Moving doesn’t need to be physical. I’ve found that living at home, though juvenile in reputation, has propelled me into adulthood faster than living on my own in New York would. I’m less spontaneous and more if-you-want-me-there-give-me-24-hour-notice. I don’t know if that qualifies as adulthood or the result of me no longer packing my travel toothbrush in my purse, but I would like to believe it’s the former. My friend Sal’s response to drama is, “I make too much money for this shit.” I follow the same concept, just tweaked a little: I have too little time for this shit. Living a dual-residential lifestyle is difficult and exhausting; the only way I can make the most of it is if I spend my time in the company of people who add to my life and make me happy. Living in New York set me on a routine in which I saw the same people every day. Commuting has forced me to carry an agenda around that allows me to write down reminders to grab dinner, drinks, or see a show with all the interesting people in my life that are easy to lose touch with.
And sometimes commuting has forced me into contact with people I have lost touch with, as I take the bus into the city with my former high school peers. Apparently it is more likely for me to run into an old friend on a late NJ Transit train than a bar in New York. Just ask my friend Rono Yick, who found me grumpy and tired on an 11PM train home but still thought it was a good idea to sit next to me. Rono is actually one of the few high school peers I’ve ran into in transit that has offered an optimistic point of view of commuting. Usually, I share sighs and grumbles with people, complaining about delays or the two hours of our day reserved for the road; not Rono. Rono told me, “It’s definitely challenging, and it keeps you away from living a ‘normal’ life with co-workers and friends in the city, but I think living at home is where I need to be. If it gets in the way of work, then I will consider other options.”

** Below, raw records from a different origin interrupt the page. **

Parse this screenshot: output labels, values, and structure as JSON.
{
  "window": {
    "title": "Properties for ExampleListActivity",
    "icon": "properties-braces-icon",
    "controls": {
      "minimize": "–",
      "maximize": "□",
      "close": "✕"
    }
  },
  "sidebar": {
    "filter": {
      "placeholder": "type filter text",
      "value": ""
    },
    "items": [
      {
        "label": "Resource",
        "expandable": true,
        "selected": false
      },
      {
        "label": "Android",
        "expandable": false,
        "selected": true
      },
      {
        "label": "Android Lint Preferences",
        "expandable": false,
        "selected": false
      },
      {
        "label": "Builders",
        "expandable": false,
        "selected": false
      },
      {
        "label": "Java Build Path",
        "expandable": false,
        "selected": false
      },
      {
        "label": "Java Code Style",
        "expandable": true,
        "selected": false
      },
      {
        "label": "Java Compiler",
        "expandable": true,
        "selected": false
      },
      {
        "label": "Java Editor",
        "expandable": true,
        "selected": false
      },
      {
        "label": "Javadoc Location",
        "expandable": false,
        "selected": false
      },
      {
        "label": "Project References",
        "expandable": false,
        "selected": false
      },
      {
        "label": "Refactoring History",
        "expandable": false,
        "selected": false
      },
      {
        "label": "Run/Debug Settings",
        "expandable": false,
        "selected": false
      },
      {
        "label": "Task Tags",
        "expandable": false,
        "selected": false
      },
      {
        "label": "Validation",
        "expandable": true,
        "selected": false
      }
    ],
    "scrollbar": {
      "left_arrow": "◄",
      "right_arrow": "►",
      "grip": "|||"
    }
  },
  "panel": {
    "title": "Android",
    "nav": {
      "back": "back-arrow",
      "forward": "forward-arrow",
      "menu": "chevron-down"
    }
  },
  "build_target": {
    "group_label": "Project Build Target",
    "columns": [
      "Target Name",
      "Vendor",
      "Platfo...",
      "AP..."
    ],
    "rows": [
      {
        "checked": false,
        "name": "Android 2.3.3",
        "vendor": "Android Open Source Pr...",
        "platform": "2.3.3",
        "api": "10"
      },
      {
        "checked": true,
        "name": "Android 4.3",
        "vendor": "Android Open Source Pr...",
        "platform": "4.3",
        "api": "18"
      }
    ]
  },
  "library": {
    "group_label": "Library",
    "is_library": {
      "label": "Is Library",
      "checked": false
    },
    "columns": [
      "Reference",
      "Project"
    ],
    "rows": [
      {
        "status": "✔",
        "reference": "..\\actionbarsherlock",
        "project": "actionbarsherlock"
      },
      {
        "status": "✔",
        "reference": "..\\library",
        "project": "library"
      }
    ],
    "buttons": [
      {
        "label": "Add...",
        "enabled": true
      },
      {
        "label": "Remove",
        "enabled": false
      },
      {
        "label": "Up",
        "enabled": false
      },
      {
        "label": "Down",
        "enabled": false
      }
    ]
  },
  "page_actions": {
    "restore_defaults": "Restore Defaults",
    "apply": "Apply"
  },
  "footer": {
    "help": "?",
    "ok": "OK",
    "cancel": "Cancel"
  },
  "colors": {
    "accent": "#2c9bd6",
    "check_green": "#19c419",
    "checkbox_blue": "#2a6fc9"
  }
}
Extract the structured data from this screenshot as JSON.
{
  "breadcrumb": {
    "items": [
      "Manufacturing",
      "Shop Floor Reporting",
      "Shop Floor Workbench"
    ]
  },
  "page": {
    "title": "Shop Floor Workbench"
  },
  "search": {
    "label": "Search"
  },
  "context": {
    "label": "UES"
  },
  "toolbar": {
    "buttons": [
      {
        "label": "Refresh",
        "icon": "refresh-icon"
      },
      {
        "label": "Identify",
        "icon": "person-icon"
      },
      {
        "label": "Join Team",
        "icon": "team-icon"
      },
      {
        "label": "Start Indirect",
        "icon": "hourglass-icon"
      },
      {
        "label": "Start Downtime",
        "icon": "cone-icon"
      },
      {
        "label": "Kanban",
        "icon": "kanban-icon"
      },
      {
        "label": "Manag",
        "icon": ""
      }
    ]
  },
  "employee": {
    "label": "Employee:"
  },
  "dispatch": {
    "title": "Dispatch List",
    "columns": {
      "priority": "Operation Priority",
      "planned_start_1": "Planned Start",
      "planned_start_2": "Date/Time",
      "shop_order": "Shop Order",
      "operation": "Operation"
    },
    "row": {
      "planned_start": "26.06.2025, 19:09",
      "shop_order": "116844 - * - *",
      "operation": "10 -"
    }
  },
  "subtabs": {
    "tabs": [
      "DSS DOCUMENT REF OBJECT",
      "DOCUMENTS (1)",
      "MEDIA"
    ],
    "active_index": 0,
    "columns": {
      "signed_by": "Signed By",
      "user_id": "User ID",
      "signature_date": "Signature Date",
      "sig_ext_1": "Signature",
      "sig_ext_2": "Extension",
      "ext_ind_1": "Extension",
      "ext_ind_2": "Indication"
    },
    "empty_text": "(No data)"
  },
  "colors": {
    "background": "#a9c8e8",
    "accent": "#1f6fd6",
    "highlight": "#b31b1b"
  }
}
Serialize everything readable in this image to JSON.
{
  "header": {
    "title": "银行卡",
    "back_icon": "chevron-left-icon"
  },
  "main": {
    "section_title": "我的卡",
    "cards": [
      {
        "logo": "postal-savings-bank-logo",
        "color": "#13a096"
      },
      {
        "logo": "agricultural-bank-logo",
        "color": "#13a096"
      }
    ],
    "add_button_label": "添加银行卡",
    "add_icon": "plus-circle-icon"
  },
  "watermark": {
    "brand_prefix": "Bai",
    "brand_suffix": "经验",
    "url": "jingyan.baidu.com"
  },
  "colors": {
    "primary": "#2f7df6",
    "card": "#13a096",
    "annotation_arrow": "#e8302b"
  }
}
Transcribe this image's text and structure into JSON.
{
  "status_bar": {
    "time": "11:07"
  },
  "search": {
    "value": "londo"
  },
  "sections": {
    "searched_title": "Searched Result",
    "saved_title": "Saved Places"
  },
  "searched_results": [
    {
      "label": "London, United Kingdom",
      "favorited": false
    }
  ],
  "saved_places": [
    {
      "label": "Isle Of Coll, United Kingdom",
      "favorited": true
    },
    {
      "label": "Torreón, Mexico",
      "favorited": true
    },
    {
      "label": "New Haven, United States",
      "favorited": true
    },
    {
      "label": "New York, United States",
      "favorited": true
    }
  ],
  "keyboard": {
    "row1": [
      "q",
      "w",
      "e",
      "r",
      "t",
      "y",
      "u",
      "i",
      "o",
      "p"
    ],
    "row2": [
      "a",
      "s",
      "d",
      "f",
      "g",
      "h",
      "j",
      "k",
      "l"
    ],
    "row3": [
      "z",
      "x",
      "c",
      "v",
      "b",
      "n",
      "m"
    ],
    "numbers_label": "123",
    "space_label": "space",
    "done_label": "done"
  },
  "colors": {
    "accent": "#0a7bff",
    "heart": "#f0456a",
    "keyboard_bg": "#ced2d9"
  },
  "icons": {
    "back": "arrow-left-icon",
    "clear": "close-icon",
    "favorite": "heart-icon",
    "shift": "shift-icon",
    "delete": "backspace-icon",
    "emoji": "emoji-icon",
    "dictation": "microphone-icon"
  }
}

That was nice to hear, simple and true. I have friends who live of equal or longer distance to Manhattan from Brooklyn than I do from New Jersey, and while we agree that commuting sucks, it is something we make do for the sake of building a home. I read and write more than ever with my 50-minute bus commute to and from work. I see extended family and friends in the same weekend. No, I can’t be in two places at once, but I do my best to make it work for everyone, most importantly myself. It’s a tiring lifestyle – unique and common in its own respects – but never boring.